Pope Francis and the Vatican have ordered an end to a Belgian Catholic charity's "disloyal" and "outrageous" practice of offering euthanasia at all 15 of its psychiatric hospital centers.
The Brothers of Charity group has reportedly been making use of the legality of euthanasia in Belgium and allowing doctors to offer euthanasia for psychiatric patients in cases where "no reasonable treatment alternatives" are available.
The Holy See Press Office confirmed on Friday that Francis ordered the Catholic group to stop offering euthanasia, which is a controversial practice that goes against Roman Catholic Church doctrine.
The Vatican leader apparently said in a letter to the charity that it must "fully support the vision of the magisterium of the Catholic Church, which has always confirmed that human life must be respected and protected in absolute terms, from the moment of conception till its natural end."
Rene Stockman, the charity's superior general, who delivered the request from Pope Francis, said that "this is the very first time a Christian organization states that euthanasia is an ordinary medical practice that falls under the physician's therapeutic freedom."

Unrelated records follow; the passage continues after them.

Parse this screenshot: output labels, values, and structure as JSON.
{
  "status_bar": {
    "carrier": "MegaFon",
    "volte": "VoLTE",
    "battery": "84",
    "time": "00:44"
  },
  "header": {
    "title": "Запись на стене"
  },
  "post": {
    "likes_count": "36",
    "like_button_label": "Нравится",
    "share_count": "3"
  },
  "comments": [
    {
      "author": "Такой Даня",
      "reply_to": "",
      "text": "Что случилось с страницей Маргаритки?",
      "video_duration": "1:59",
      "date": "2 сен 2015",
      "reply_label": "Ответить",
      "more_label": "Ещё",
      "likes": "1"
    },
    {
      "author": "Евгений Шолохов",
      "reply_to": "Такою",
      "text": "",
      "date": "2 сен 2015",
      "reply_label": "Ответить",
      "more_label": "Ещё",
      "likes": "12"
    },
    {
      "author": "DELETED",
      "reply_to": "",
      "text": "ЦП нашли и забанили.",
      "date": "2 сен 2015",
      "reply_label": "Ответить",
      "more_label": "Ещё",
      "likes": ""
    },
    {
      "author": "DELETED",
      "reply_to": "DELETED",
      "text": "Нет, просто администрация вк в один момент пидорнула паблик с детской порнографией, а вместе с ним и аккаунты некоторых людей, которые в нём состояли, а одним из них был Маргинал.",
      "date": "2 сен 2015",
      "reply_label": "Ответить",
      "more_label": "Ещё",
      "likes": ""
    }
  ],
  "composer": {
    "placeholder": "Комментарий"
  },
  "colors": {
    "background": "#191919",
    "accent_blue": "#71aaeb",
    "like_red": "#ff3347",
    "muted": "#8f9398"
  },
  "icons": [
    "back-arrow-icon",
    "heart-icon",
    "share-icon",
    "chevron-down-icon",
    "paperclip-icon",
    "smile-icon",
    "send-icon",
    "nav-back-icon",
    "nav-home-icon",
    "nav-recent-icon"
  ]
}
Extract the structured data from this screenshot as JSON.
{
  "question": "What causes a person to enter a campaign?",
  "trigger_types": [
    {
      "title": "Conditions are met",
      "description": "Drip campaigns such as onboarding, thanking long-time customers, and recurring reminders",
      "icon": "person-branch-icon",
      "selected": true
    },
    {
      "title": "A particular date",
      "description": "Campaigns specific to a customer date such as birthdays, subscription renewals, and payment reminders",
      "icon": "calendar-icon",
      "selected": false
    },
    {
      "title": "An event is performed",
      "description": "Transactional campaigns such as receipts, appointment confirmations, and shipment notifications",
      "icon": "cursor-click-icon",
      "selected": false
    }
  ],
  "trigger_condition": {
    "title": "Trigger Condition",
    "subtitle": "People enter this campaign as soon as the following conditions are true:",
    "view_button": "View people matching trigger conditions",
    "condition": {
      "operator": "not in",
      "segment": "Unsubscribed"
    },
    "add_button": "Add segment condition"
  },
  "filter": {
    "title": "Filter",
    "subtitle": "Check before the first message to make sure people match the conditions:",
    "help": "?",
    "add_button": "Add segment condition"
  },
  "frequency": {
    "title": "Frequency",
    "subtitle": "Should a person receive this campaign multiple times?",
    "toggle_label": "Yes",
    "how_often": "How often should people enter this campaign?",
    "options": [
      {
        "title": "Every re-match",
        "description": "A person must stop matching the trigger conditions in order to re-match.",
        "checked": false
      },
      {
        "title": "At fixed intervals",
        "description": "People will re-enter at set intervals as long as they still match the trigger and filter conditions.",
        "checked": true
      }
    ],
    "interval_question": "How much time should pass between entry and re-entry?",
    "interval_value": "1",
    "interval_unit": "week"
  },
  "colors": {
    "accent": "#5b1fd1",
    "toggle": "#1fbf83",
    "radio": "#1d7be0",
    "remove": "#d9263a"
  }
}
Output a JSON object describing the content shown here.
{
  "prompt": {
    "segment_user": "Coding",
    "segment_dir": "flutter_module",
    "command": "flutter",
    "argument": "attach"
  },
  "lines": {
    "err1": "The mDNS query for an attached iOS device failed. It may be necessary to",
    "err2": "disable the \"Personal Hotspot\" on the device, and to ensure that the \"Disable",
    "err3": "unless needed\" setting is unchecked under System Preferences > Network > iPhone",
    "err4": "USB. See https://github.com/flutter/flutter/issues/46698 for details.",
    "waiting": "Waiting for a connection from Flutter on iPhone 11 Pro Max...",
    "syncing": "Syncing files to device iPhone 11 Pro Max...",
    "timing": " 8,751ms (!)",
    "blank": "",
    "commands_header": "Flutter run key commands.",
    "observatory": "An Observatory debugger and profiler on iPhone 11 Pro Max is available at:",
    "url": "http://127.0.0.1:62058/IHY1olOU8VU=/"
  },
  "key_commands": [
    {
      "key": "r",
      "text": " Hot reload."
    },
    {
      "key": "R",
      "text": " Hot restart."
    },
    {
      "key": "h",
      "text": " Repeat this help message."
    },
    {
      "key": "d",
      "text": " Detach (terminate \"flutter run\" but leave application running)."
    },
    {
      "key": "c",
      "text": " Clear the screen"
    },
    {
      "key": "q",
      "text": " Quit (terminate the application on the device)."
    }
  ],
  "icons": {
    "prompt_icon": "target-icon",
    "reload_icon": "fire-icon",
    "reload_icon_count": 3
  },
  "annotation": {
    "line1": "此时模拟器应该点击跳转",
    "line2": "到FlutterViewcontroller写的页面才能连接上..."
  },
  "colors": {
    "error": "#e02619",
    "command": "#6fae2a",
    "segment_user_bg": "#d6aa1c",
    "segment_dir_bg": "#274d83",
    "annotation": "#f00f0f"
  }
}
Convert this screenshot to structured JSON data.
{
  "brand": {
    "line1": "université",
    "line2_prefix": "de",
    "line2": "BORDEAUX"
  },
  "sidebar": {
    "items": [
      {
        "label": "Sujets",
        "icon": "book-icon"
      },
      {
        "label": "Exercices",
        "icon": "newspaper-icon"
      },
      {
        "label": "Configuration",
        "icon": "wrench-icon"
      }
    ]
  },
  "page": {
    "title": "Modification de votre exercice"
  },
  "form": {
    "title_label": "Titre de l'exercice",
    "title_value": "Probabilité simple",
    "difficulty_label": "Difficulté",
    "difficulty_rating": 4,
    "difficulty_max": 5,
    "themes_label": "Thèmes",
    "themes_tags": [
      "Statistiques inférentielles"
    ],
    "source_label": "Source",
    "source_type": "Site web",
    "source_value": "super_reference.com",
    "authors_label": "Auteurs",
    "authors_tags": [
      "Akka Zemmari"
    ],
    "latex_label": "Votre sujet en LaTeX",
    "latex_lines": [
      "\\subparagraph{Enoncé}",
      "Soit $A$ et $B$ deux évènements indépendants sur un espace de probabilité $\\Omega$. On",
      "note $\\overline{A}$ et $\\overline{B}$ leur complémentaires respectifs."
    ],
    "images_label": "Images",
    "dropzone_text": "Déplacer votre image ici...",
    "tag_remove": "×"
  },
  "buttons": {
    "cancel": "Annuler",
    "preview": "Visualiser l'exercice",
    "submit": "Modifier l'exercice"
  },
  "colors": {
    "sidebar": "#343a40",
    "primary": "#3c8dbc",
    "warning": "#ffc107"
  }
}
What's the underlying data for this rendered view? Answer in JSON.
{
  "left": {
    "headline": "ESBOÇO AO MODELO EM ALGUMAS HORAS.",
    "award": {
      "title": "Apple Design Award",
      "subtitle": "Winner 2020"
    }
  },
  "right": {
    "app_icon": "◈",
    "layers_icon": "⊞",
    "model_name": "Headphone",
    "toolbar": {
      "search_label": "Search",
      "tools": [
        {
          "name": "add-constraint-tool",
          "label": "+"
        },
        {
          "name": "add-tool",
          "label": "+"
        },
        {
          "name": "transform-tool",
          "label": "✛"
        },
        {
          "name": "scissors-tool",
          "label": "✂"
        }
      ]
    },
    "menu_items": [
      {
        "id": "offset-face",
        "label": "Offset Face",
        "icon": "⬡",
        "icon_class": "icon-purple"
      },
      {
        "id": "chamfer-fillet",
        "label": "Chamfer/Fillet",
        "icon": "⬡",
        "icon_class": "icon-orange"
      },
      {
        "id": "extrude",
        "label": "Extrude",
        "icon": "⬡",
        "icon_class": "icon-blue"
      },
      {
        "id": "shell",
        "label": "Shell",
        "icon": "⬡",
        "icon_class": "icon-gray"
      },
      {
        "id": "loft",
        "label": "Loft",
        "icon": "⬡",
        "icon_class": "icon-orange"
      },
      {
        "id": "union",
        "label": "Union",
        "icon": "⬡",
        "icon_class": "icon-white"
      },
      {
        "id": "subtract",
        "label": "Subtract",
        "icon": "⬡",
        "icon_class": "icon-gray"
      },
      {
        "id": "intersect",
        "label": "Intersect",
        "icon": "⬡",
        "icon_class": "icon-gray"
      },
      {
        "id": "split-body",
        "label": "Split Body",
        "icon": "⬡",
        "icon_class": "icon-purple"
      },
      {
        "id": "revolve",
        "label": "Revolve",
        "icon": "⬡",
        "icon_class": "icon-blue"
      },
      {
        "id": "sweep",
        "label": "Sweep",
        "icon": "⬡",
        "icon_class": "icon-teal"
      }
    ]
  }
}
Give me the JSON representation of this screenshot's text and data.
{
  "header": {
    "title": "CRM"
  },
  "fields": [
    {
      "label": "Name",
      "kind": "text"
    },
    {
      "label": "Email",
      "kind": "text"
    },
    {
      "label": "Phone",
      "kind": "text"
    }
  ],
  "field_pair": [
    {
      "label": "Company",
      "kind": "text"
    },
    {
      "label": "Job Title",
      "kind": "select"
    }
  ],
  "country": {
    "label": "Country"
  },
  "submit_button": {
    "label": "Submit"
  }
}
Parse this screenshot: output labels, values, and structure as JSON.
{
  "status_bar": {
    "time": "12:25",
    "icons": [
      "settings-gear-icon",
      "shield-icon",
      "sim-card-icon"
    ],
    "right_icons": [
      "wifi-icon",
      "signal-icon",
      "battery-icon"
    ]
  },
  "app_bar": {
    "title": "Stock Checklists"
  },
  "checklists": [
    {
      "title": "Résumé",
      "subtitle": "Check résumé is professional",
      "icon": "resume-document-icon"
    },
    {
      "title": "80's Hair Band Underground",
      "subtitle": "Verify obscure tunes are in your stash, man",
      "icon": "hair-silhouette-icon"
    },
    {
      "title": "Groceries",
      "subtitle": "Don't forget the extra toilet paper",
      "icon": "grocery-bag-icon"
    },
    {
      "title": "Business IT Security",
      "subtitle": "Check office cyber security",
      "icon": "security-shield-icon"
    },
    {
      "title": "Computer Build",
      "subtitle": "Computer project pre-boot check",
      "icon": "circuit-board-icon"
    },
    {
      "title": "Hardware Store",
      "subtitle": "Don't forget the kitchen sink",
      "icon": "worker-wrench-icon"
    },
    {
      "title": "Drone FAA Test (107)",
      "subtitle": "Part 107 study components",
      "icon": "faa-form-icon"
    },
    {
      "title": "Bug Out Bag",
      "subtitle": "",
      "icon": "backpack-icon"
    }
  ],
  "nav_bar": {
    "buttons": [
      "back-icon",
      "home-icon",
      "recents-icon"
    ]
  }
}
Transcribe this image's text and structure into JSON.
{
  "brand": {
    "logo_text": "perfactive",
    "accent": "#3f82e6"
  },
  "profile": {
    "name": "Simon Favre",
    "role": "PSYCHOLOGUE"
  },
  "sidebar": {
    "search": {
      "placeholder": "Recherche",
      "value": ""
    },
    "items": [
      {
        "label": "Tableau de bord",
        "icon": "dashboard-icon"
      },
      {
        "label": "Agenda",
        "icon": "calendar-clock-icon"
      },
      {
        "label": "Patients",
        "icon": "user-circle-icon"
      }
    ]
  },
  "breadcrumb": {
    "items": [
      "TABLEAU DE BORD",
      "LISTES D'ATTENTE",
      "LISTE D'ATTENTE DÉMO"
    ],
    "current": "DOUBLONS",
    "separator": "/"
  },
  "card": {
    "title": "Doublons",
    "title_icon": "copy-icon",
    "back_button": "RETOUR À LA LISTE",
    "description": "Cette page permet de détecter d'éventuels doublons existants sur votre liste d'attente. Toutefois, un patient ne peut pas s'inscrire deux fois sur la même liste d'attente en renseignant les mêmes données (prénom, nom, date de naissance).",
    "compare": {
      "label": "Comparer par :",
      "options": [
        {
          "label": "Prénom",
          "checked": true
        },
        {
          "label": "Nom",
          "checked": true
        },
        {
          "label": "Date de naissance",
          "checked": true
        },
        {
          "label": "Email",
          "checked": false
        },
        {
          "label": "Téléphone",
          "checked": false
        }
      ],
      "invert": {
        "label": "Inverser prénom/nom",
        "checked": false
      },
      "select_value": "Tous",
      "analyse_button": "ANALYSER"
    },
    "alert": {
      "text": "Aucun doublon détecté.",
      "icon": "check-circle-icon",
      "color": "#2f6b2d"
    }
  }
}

"This is disloyal, outrageous and unacceptable," Stockman said, according to The Associated Press.
The decision to allow euthanasia was apparently made by the group's lay board of directors, which prompted an investigation by the Vatican.
The Brothers of Charity has clarified that patients who request to die are granted such permission only if they are in a state of "unbearable suffering." Also, at least three doctors, including one psychiatrist, must be consulted.
Mattias De Vriendt, a spokesman for the Belgian charity, revealed that the group has recieved requests from patients seeking to end their lives, but did not say whether any procedures had been performed yet.
The Vatican has warned that the charity might face legal action, and could be expelled from the Church unless it reverses its policy.
"We will take our time in the next few weeks to evaluate these letters," de Vriendt said, referring to Pope Francis' order.
Euthanasia remains a divisive issue among evangelicals as well, a LifeWay Research survey from last year pointed out.
The U.S. online poll, which randomly sampled 1,000 respondents, found that four out of 10 evangelicals believe that doctors should be allowed to assist terminally ill patients in ending their lives.
"If they are facing a slow, painful death, Americans want options," Scott McConnell, executive director of LifeWay Research, said at the time.
"Many believe that asking for help in dying is a moral option. They don't believe that suffering until they die of natural causes is the only way out."